◆ **EXERCISE**: Please retype the data below in full.

◆ **RECORDS PROVIDED**:
Start of Block
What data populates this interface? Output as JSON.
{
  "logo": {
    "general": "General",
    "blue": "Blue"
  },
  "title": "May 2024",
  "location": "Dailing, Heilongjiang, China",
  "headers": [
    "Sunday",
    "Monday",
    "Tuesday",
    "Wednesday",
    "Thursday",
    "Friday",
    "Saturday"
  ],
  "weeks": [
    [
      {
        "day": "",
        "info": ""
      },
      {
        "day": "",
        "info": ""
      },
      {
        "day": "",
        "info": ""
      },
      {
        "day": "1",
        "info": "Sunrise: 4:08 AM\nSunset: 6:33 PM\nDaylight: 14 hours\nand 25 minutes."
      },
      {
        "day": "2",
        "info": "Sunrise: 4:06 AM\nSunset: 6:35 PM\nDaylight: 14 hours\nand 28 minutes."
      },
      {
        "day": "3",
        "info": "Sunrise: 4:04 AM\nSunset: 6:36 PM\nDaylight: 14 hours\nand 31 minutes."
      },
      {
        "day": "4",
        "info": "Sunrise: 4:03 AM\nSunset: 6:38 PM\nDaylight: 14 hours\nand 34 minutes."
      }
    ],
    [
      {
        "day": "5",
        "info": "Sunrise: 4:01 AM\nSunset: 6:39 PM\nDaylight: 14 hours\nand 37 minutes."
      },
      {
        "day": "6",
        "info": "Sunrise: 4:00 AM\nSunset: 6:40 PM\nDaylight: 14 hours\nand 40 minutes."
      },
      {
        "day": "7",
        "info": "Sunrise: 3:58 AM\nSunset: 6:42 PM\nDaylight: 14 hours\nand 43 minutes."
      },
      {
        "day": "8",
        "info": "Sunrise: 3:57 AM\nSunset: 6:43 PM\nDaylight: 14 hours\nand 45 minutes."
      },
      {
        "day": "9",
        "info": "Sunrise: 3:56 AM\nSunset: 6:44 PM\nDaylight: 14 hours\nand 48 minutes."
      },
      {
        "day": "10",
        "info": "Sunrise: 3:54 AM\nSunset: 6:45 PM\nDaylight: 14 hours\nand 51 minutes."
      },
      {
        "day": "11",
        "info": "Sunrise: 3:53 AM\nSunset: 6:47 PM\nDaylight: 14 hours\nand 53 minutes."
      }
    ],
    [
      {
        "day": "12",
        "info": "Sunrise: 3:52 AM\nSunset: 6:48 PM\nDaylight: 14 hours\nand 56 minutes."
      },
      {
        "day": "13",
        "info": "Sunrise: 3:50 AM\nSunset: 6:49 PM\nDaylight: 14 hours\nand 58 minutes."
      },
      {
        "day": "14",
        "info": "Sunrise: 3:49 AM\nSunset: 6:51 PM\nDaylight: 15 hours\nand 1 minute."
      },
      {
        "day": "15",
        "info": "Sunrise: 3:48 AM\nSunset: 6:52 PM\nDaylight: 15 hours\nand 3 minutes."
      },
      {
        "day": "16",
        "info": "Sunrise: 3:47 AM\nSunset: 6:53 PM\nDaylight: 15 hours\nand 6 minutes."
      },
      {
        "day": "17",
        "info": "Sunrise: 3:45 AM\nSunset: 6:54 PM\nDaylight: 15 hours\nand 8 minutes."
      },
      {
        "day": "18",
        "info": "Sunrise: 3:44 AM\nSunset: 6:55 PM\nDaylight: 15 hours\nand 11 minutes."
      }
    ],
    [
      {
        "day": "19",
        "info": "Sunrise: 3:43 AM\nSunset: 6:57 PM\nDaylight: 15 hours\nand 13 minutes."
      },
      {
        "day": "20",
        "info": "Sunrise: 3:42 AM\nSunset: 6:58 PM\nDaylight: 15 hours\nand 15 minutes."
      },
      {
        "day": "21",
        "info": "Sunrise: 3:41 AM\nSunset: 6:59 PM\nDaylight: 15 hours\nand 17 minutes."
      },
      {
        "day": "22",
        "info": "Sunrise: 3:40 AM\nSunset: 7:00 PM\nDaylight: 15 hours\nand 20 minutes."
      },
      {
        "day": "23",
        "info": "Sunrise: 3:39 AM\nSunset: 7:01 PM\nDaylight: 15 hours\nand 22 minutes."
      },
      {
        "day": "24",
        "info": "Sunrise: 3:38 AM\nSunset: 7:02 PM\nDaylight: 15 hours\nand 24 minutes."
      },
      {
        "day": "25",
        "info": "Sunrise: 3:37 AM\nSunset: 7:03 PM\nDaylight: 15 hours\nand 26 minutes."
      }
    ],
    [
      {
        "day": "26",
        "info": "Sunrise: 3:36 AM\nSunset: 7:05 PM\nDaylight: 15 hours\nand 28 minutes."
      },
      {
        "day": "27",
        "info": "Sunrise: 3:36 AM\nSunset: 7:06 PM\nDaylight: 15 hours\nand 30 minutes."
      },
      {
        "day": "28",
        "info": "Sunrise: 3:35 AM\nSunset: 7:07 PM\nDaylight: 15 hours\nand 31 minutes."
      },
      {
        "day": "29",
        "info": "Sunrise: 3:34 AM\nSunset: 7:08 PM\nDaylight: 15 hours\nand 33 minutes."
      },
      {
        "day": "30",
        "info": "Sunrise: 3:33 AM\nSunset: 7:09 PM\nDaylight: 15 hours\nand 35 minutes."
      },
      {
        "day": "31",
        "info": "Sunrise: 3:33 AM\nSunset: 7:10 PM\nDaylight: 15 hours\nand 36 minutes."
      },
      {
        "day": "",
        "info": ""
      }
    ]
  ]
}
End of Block
◆ **ANSWER**:
What data populates this interface? Output as JSON.
{
  "logo": {
    "general": "General",
    "blue": "Blue"
  },
  "title": "May 2024",
  "location": "Dailing, Heilongjiang, China",
  "headers": [
    "Sunday",
    "Monday",
    "Tuesday",
    "Wednesday",
    "Thursday",
    "Friday",
    "Saturday"
  ],
  "weeks": [
    [
      {
        "day": "",
        "info": ""
      },
      {
        "day": "",
        "info": ""
      },
      {
        "day": "",
        "info": ""
      },
      {
        "day": "1",
        "info": "Sunrise: 4:08 AM\nSunset: 6:33 PM\nDaylight: 14 hours\nand 25 minutes."
      },
      {
        "day": "2",
        "info": "Sunrise: 4:06 AM\nSunset: 6:35 PM\nDaylight: 14 hours\nand 28 minutes."
      },
      {
        "day": "3",
        "info": "Sunrise: 4:04 AM\nSunset: 6:36 PM\nDaylight: 14 hours\nand 31 minutes."
      },
      {
        "day": "4",
        "info": "Sunrise: 4:03 AM\nSunset: 6:38 PM\nDaylight: 14 hours\nand 34 minutes."
      }
    ],
    [
      {
        "day": "5",
        "info": "Sunrise: 4:01 AM\nSunset: 6:39 PM\nDaylight: 14 hours\nand 37 minutes."
      },
      {
        "day": "6",
        "info": "Sunrise: 4:00 AM\nSunset: 6:40 PM\nDaylight: 14 hours\nand 40 minutes."
      },
      {
        "day": "7",
        "info": "Sunrise: 3:58 AM\nSunset: 6:42 PM\nDaylight: 14 hours\nand 43 minutes."
      },
      {
        "day": "8",
        "info": "Sunrise: 3:57 AM\nSunset: 6:43 PM\nDaylight: 14 hours\nand 45 minutes."
      },
      {
        "day": "9",
        "info": "Sunrise: 3:56 AM\nSunset: 6:44 PM\nDaylight: 14 hours\nand 48 minutes."
      },
      {
        "day": "10",
        "info": "Sunrise: 3:54 AM\nSunset: 6:45 PM\nDaylight: 14 hours\nand 51 minutes."
      },
      {
        "day": "11",
        "info": "Sunrise: 3:53 AM\nSunset: 6:47 PM\nDaylight: 14 hours\nand 53 minutes."
      }
    ],
    [
      {
        "day": "12",
        "info": "Sunrise: 3:52 AM\nSunset: 6:48 PM\nDaylight: 14 hours\nand 56 minutes."
      },
      {
        "day": "13",
        "info": "Sunrise: 3:50 AM\nSunset: 6:49 PM\nDaylight: 14 hours\nand 58 minutes."
      },
      {
        "day": "14",
        "info": "Sunrise: 3:49 AM\nSunset: 6:51 PM\nDaylight: 15 hours\nand 1 minute."
      },
      {
        "day": "15",
        "info": "Sunrise: 3:48 AM\nSunset: 6:52 PM\nDaylight: 15 hours\nand 3 minutes."
      },
      {
        "day": "16",
        "info": "Sunrise: 3:47 AM\nSunset: 6:53 PM\nDaylight: 15 hours\nand 6 minutes."
      },
      {
        "day": "17",
        "info": "Sunrise: 3:45 AM\nSunset: 6:54 PM\nDaylight: 15 hours\nand 8 minutes."
      },
      {
        "day": "18",
        "info": "Sunrise: 3:44 AM\nSunset: 6:55 PM\nDaylight: 15 hours\nand 11 minutes."
      }
    ],
    [
      {
        "day": "19",
        "info": "Sunrise: 3:43 AM\nSunset: 6:57 PM\nDaylight: 15 hours\nand 13 minutes."
      },
      {
        "day": "20",
        "info": "Sunrise: 3:42 AM\nSunset: 6:58 PM\nDaylight: 15 hours\nand 15 minutes."
      },
      {
        "day": "21",
        "info": "Sunrise: 3:41 AM\nSunset: 6:59 PM\nDaylight: 15 hours\nand 17 minutes."
      },
      {
        "day": "22",
        "info": "Sunrise: 3:40 AM\nSunset: 7:00 PM\nDaylight: 15 hours\nand 20 minutes."
      },
      {
        "day": "23",
        "info": "Sunrise: 3:39 AM\nSunset: 7:01 PM\nDaylight: 15 hours\nand 22 minutes."
      },
      {
        "day": "24",
        "info": "Sunrise: 3:38 AM\nSunset: 7:02 PM\nDaylight: 15 hours\nand 24 minutes."
      },
      {
        "day": "25",
        "info": "Sunrise: 3:37 AM\nSunset: 7:03 PM\nDaylight: 15 hours\nand 26 minutes."
      }
    ],
    [
      {
        "day": "26",
        "info": "Sunrise: 3:36 AM\nSunset: 7:05 PM\nDaylight: 15 hours\nand 28 minutes."
      },
      {
        "day": "27",
        "info": "Sunrise: 3:36 AM\nSunset: 7:06 PM\nDaylight: 15 hours\nand 30 minutes."
      },
      {
        "day": "28",
        "info": "Sunrise: 3:35 AM\nSunset: 7:07 PM\nDaylight: 15 hours\nand 31 minutes."
      },
      {
        "day": "29",
        "info": "Sunrise: 3:34 AM\nSunset: 7:08 PM\nDaylight: 15 hours\nand 33 minutes."
      },
      {
        "day": "30",
        "info": "Sunrise: 3:33 AM\nSunset: 7:09 PM\nDaylight: 15 hours\nand 35 minutes."
      },
      {
        "day": "31",
        "info": "Sunrise: 3:33 AM\nSunset: 7:10 PM\nDaylight: 15 hours\nand 36 minutes."
      },
      {
        "day": "",
        "info": ""
      }
    ]
  ]
}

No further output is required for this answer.